Pay for Child Care
Financial assistance is available to low-income working parents struggling to afford quality child care. 4C for Children does not provide direct tuition assistance, but can help you learn more about the different options available in your area. Specific eligibility levels and the process for obtaining child care assistance vary by state. You can learn more about a variety of financial assistance options below.
Changes to the Child Tax Credit will help many families get advance payments of the credit starting July 2021. The benefit is $300 per month per child under age 6 and $250 per month for each child between ages 6 and 17. Visit ChildTaxCredit.gov to learn more and do things such as: manage your payments or register for payments using the non-filer tool. Read this list of Frequently Asked Questions and resources from Children’s Defense Fund for more information.
Keep your personal information safe: If you get an unexpected IRS email prompting you to give up personal or financial information to get your Child Tax Credit payments, don’t reply. It’s a scam: irs.gov/alerts
Cincinnati Preschool Promise is a non-profit organization with a mission of expanding access to quality preschool in the City of Cincinnati. Preschool expansion is made possible thanks to a significant investment from taxpayers who approved a five-year Cincinnati Public Schools levy in 2016. Cincinnati Preschool Promise is utilizing funds to expand the number of quality preschools and for tuition assistance for families who need it most. Parents who qualify may enroll children in community-based preschool or Cincinnati Public Schools preschool of their choice.
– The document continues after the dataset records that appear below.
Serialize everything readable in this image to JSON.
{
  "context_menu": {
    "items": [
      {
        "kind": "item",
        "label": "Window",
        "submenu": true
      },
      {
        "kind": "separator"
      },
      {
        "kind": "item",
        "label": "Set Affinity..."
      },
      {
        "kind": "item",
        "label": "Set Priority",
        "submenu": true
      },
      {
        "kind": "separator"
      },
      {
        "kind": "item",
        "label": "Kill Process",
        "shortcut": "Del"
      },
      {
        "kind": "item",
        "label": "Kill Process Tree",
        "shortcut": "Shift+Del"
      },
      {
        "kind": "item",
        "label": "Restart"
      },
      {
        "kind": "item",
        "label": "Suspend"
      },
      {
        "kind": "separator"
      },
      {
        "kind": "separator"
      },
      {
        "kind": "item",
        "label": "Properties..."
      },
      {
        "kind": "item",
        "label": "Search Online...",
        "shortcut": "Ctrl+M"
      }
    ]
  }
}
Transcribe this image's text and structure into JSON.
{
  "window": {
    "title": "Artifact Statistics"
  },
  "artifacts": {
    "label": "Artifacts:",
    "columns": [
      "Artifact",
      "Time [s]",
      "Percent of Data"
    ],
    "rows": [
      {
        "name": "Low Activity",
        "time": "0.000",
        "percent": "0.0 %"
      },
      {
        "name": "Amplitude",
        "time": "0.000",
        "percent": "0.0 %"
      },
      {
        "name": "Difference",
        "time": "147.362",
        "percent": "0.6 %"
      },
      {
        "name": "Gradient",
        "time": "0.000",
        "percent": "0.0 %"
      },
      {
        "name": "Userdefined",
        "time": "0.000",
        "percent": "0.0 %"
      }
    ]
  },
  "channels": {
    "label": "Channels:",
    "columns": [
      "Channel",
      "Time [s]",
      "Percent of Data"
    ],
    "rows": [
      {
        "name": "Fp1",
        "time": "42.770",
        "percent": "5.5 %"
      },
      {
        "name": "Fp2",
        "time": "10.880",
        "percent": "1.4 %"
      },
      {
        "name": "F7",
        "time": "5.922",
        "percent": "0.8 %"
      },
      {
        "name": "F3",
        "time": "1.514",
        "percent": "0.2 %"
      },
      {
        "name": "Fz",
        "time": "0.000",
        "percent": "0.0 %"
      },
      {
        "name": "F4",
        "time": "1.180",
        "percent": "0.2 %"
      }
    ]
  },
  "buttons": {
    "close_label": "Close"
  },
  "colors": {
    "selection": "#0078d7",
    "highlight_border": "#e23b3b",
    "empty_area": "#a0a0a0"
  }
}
For more information call 513-447-4CPP (4277) or email email@example.com.
Early Head Start is a free federally funded program for income-eligible families with infants and toddlers under age 3. Children who participate in Early Head Start are involved in a variety of educational activities. Programs serve families through full-day, full-year program options that best meets their needs.
For more information or to locate a Early Head Start provider call a 4C Family and Community Services Specialist at 800-256-1296 x1330.
Head Start is a free federally funded program for income-eligible families with preschool children ages 3 to 5. Children who participate in Head Start are involved in a variety of educational activities and may also receive medical, dental, mental health and nutritional services. Most programs offer part-day schedules but some offer extended day schedules.
For more information or to locate a Head Start provider, call a 4C Family and Community Services Specialist at 800-256-1296 x1330.
The Montgomery County Preschool Promise is an initiative designed to ensure that all children can attend at least one year of affordable, high-quality preschool the year before Kindergarten. Families participating in Preschool Promise may receive tuition assistance to reduce the cost of sending 4-year-old children to star-rated programs.
For more information, email firstname.lastname@example.org, text or call 937-329-2700.
The Early Childhood Education Grant, funded by the Ohio Department of Education, is awarded to child care programs serving high-needs areas of the state. The grants are given to help prepare 4-year-old children for kindergarten.
In order for children to qualify for the grant he or she must be four years old at the beginning of the school year. Families must also meet income requirements. Child care programs that receive the grants include public preschool, chartered non-public schools, private preschool, Head Start, child care centers and family child care homes.
For more information, visit ODE’s website for a list of participating programs and how to apply.
Public child care subsidy is generally available for Ohio low-income working parents or parents enrolled in approved work or training programs. Other eligibility guidelines also apply.
Parents apply for subsidy through their county’s Ohio Department of Job and Family Services office. Most parents are required to pay part of the cost of their child’s care, although the exact amount depends upon family size and income.
Parents may use licensed child care centers and school-age programs or licensed family child care providers. Relatives may become certified to provide care outside the child’s home. Parents may also have the option of using family members or friends by completing a parent inspection of the potential provider’s home.
For more information or to apply for subsidy, call the Ohio Department of Job and Family Services in the county where you live. (See list of phone numbers below.) You may also visit: http://jfs.ohio.gov/CDC/childcare.stm.
- Butler County, 513-887-4100
- Clermont County, 513-732-7111
- Clinton County, 937-382-0963
- Hamilton County, 513-946-1800
- Warren County, 513-695-1420
- Champaign County, 937-484-1500
- Clark County, 937-327-1700
- Darke County, 937-548-4132
- Fayette County, 740-335-0350
- Greene County, 937-562-6000
- Logan County, 937-599-5165
- Miami County, 937-440-3471
- Montgomery County, 937-225-4148
- Preble County, 937-456-6205
- Shelby County, 937-498-4981
The Child and Dependent Care Tax Credit provides a refundable credit of up to 50 percent of child care costs for a child under age 13 or any dependent physically or mentally incapable of self-care. Employer-provided child and dependent care benefits include amounts paid directly for care, the value of care in a day care facility provided or sponsored by an employer, and, more commonly, contributions made to a dependent care flexible spending account (FSA). The money set aside in an FSA is not subject to income or payroll taxes. Learn more details about these credits from the Tax Policy Center.